──────── Information provided ────────
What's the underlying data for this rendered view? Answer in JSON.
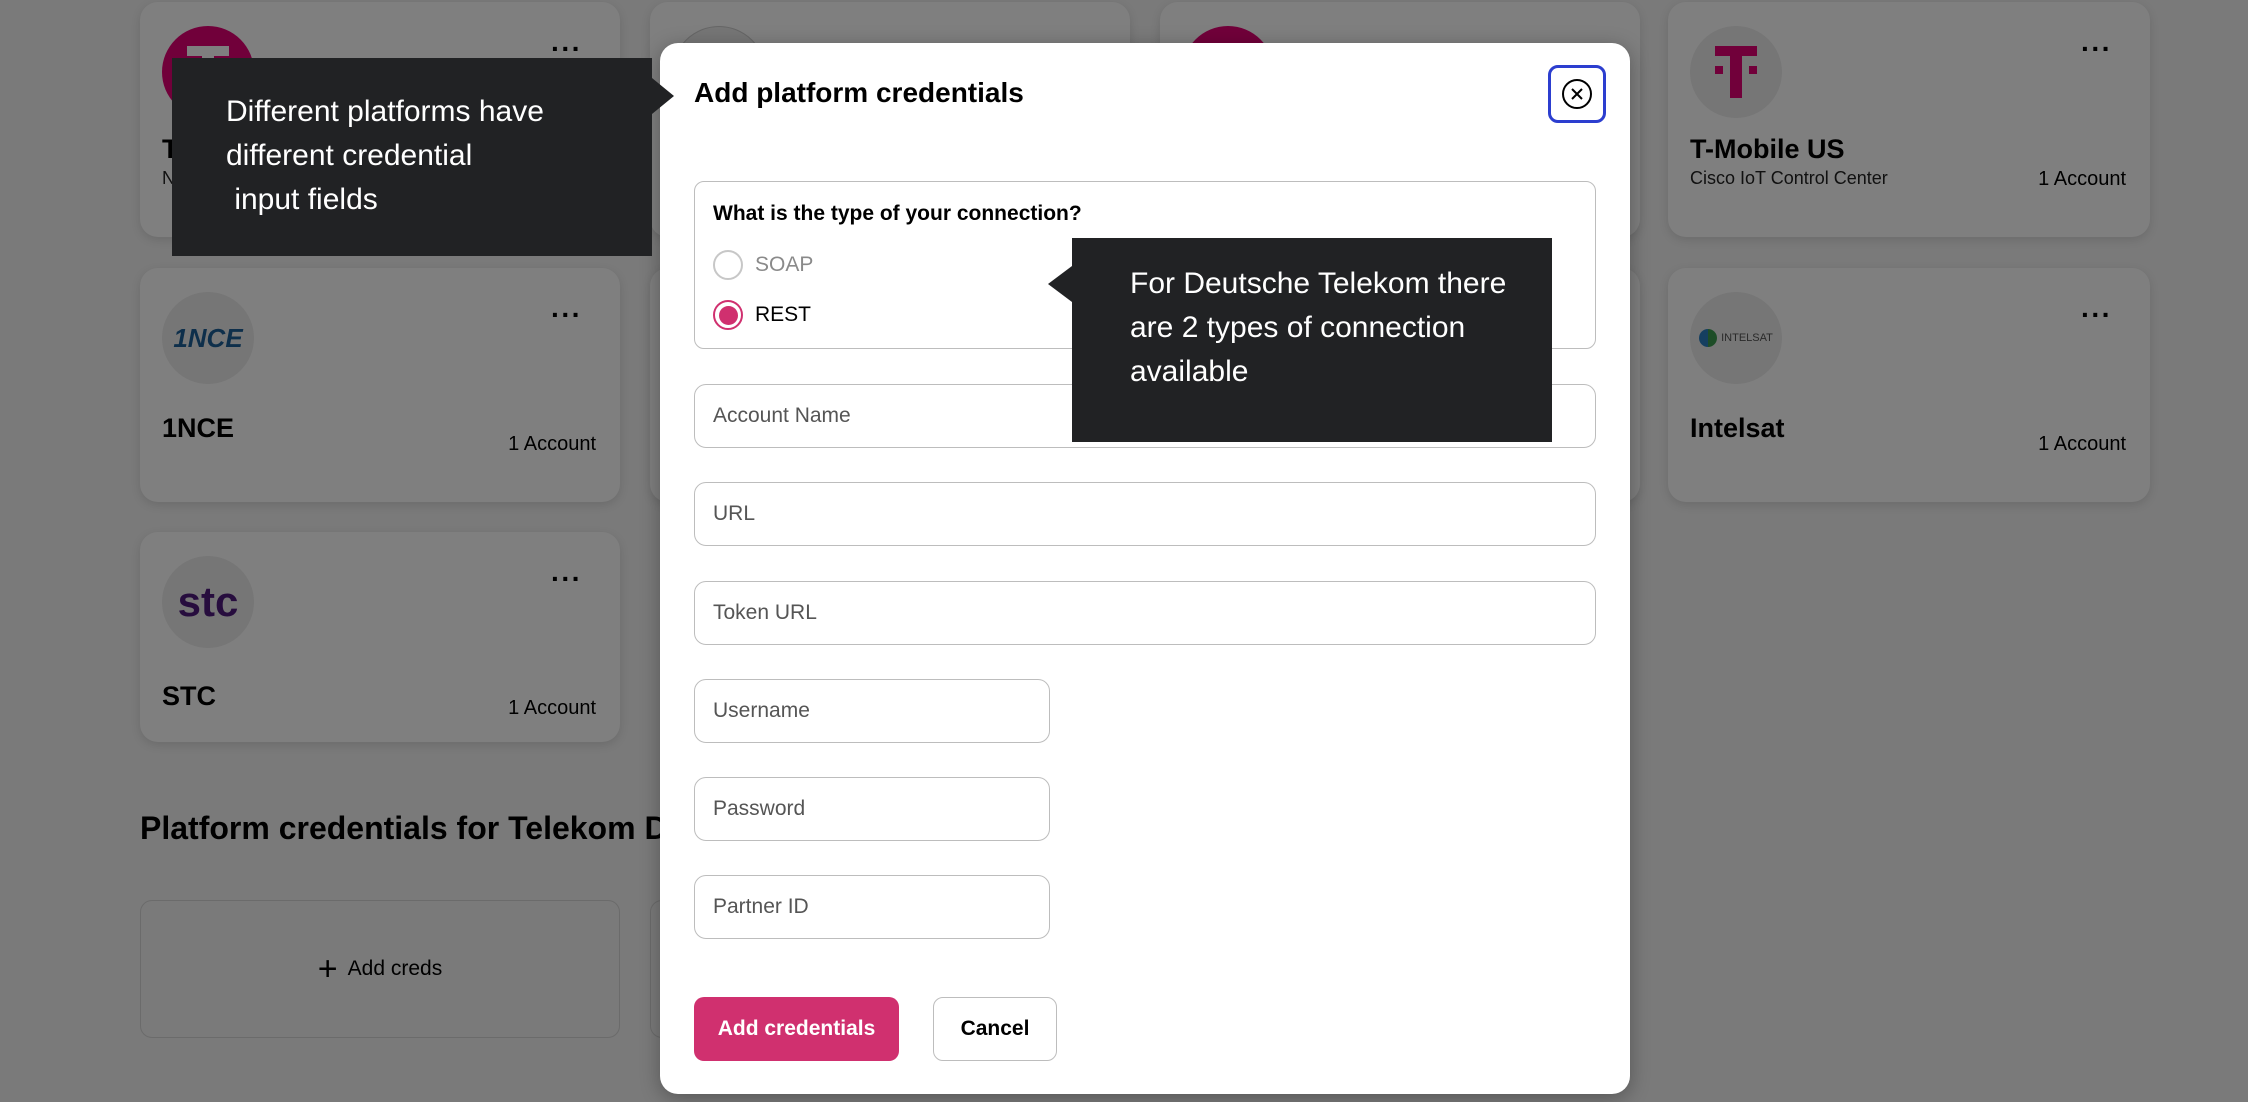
{
  "platforms": [
    {
      "name": "T",
      "subtitle": "N",
      "accounts": "",
      "logo": "t-mobile-logo"
    },
    {
      "name": "",
      "subtitle": "",
      "accounts": "",
      "logo": "generic-logo"
    },
    {
      "name": "",
      "subtitle": "",
      "accounts": "",
      "logo": "t-mobile-logo"
    },
    {
      "name": "T-Mobile US",
      "subtitle": "Cisco IoT Control Center",
      "accounts": "1 Account",
      "logo": "t-mobile-logo"
    },
    {
      "name": "1NCE",
      "subtitle": "",
      "accounts": "1 Account",
      "logo": "1nce-logo",
      "logo_text": "1NCE"
    },
    {
      "name": "Intelsat",
      "subtitle": "",
      "accounts": "1 Account",
      "logo": "intelsat-logo",
      "logo_text": "INTELSAT"
    },
    {
      "name": "STC",
      "subtitle": "",
      "accounts": "1 Account",
      "logo": "stc-logo",
      "logo_text": "stc"
    }
  ],
  "more_label": "···",
  "section": {
    "title": "Platform credentials for Telekom Deu",
    "add_creds_label": "Add creds",
    "add_icon": "+"
  },
  "modal": {
    "title": "Add platform credentials",
    "close_icon": "close-circle-icon",
    "connection": {
      "question": "What is the type of your connection?",
      "options": [
        {
          "label": "SOAP",
          "selected": false
        },
        {
          "label": "REST",
          "selected": true
        }
      ]
    },
    "fields": [
      {
        "placeholder": "Account Name",
        "value": ""
      },
      {
        "placeholder": "URL",
        "value": ""
      },
      {
        "placeholder": "Token URL",
        "value": ""
      },
      {
        "placeholder": "Username",
        "value": ""
      },
      {
        "placeholder": "Password",
        "value": ""
      },
      {
        "placeholder": "Partner ID",
        "value": ""
      }
    ],
    "submit_label": "Add credentials",
    "cancel_label": "Cancel"
  },
  "tooltips": [
    {
      "lines": [
        "Different platforms have",
        "different credential",
        " input fields"
      ]
    },
    {
      "lines": [
        "For Deutsche Telekom there",
        "are 2 types of connection",
        "available"
      ]
    }
  ],
  "colors": {
    "brand": "#E20074",
    "primary_button": "#D0306F",
    "focus_ring": "#2C3ECF",
    "tooltip_bg": "#212224"
  }
}
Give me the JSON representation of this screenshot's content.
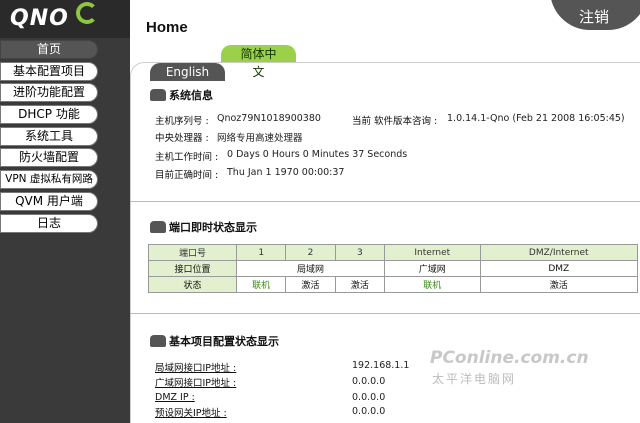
{
  "brand": {
    "logo": "QNO"
  },
  "sidebar": {
    "items": [
      {
        "label": "首页",
        "active": true
      },
      {
        "label": "基本配置项目"
      },
      {
        "label": "进阶功能配置"
      },
      {
        "label": "DHCP 功能"
      },
      {
        "label": "系统工具"
      },
      {
        "label": "防火墙配置"
      },
      {
        "label": "VPN 虚拟私有网路"
      },
      {
        "label": "QVM 用户端"
      },
      {
        "label": "日志"
      }
    ]
  },
  "header": {
    "title": "Home",
    "logout": "注销"
  },
  "tabs": [
    {
      "label": "English"
    },
    {
      "label": "简体中文"
    }
  ],
  "system_info": {
    "title": "系统信息",
    "serial_label": "主机序列号 :",
    "serial_value": "Qnoz79N1018900380",
    "firmware_label": "当前 软件版本咨询 :",
    "firmware_value": "1.0.14.1-Qno (Feb 21 2008 16:05:45)",
    "cpu_label": "中央处理器 :",
    "cpu_value": "网络专用高速处理器",
    "uptime_label": "主机工作时间 :",
    "uptime_value": "0 Days 0 Hours 0 Minutes 37 Seconds",
    "time_label": "目前正确时间 :",
    "time_value": "Thu Jan 1 1970 00:00:37"
  },
  "port_status": {
    "title": "端口即时状态显示",
    "header": [
      "端口号",
      "1",
      "2",
      "3",
      "Internet",
      "DMZ/Internet"
    ],
    "location_label": "接口位置",
    "lan_label": "局域网",
    "wan_label": "广域网",
    "dmz_label": "DMZ",
    "status_label": "状态",
    "statuses": [
      "联机",
      "激活",
      "激活",
      "联机",
      "激活"
    ]
  },
  "basic_config": {
    "title": "基本项目配置状态显示",
    "rows": [
      {
        "label": "局域网接口IP地址 :",
        "value": "192.168.1.1"
      },
      {
        "label": "广域网接口IP地址 :",
        "value": "0.0.0.0"
      },
      {
        "label": "DMZ IP :",
        "value": "0.0.0.0"
      },
      {
        "label": "预设网关IP地址 :",
        "value": "0.0.0.0"
      }
    ]
  },
  "watermark": {
    "line1": "PConline.com.cn",
    "line2": "太平洋电脑网"
  },
  "colors": {
    "accent": "#9ad04a",
    "dark": "#3a3a3a",
    "table_header": "#e2f0cf",
    "link_green": "#3a8a16"
  }
}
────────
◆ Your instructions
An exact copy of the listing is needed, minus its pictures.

◆ Output
What's the underlying data for this rendered view? Answer in JSON.
{
  "platforms": [
    {
      "name": "T",
      "subtitle": "N",
      "accounts": "",
      "logo": "t-mobile-logo"
    },
    {
      "name": "",
      "subtitle": "",
      "accounts": "",
      "logo": "generic-logo"
    },
    {
      "name": "",
      "subtitle": "",
      "accounts": "",
      "logo": "t-mobile-logo"
    },
    {
      "name": "T-Mobile US",
      "subtitle": "Cisco IoT Control Center",
      "accounts": "1 Account",
      "logo": "t-mobile-logo"
    },
    {
      "name": "1NCE",
      "subtitle": "",
      "accounts": "1 Account",
      "logo": "1nce-logo",
      "logo_text": "1NCE"
    },
    {
      "name": "Intelsat",
      "subtitle": "",
      "accounts": "1 Account",
      "logo": "intelsat-logo",
      "logo_text": "INTELSAT"
    },
    {
      "name": "STC",
      "subtitle": "",
      "accounts": "1 Account",
      "logo": "stc-logo",
      "logo_text": "stc"
    }
  ],
  "more_label": "···",
  "section": {
    "title": "Platform credentials for Telekom Deu",
    "add_creds_label": "Add creds",
    "add_icon": "+"
  },
  "modal": {
    "title": "Add platform credentials",
    "close_icon": "close-circle-icon",
    "connection": {
      "question": "What is the type of your connection?",
      "options": [
        {
          "label": "SOAP",
          "selected": false
        },
        {
          "label": "REST",
          "selected": true
        }
      ]
    },
    "fields": [
      {
        "placeholder": "Account Name",
        "value": ""
      },
      {
        "placeholder": "URL",
        "value": ""
      },
      {
        "placeholder": "Token URL",
        "value": ""
      },
      {
        "placeholder": "Username",
        "value": ""
      },
      {
        "placeholder": "Password",
        "value": ""
      },
      {
        "placeholder": "Partner ID",
        "value": ""
      }
    ],
    "submit_label": "Add credentials",
    "cancel_label": "Cancel"
  },
  "tooltips": [
    {
      "lines": [
        "Different platforms have",
        "different credential",
        " input fields"
      ]
    },
    {
      "lines": [
        "For Deutsche Telekom there",
        "are 2 types of connection",
        "available"
      ]
    }
  ],
  "colors": {
    "brand": "#E20074",
    "primary_button": "#D0306F",
    "focus_ring": "#2C3ECF",
    "tooltip_bg": "#212224"
  }
}
Give me the JSON representation of this screenshot's content.
{
  "brand": {
    "logo": "QNO"
  },
  "sidebar": {
    "items": [
      {
        "label": "首页",
        "active": true
      },
      {
        "label": "基本配置项目"
      },
      {
        "label": "进阶功能配置"
      },
      {
        "label": "DHCP 功能"
      },
      {
        "label": "系统工具"
      },
      {
        "label": "防火墙配置"
      },
      {
        "label": "VPN 虚拟私有网路"
      },
      {
        "label": "QVM 用户端"
      },
      {
        "label": "日志"
      }
    ]
  },
  "header": {
    "title": "Home",
    "logout": "注销"
  },
  "tabs": [
    {
      "label": "English"
    },
    {
      "label": "简体中文"
    }
  ],
  "system_info": {
    "title": "系统信息",
    "serial_label": "主机序列号 :",
    "serial_value": "Qnoz79N1018900380",
    "firmware_label": "当前 软件版本咨询 :",
    "firmware_value": "1.0.14.1-Qno (Feb 21 2008 16:05:45)",
    "cpu_label": "中央处理器 :",
    "cpu_value": "网络专用高速处理器",
    "uptime_label": "主机工作时间 :",
    "uptime_value": "0 Days 0 Hours 0 Minutes 37 Seconds",
    "time_label": "目前正确时间 :",
    "time_value": "Thu Jan 1 1970 00:00:37"
  },
  "port_status": {
    "title": "端口即时状态显示",
    "header": [
      "端口号",
      "1",
      "2",
      "3",
      "Internet",
      "DMZ/Internet"
    ],
    "location_label": "接口位置",
    "lan_label": "局域网",
    "wan_label": "广域网",
    "dmz_label": "DMZ",
    "status_label": "状态",
    "statuses": [
      "联机",
      "激活",
      "激活",
      "联机",
      "激活"
    ]
  },
  "basic_config": {
    "title": "基本项目配置状态显示",
    "rows": [
      {
        "label": "局域网接口IP地址 :",
        "value": "192.168.1.1"
      },
      {
        "label": "广域网接口IP地址 :",
        "value": "0.0.0.0"
      },
      {
        "label": "DMZ IP :",
        "value": "0.0.0.0"
      },
      {
        "label": "预设网关IP地址 :",
        "value": "0.0.0.0"
      }
    ]
  },
  "watermark": {
    "line1": "PConline.com.cn",
    "line2": "太平洋电脑网"
  },
  "colors": {
    "accent": "#9ad04a",
    "dark": "#3a3a3a",
    "table_header": "#e2f0cf",
    "link_green": "#3a8a16"
  }
}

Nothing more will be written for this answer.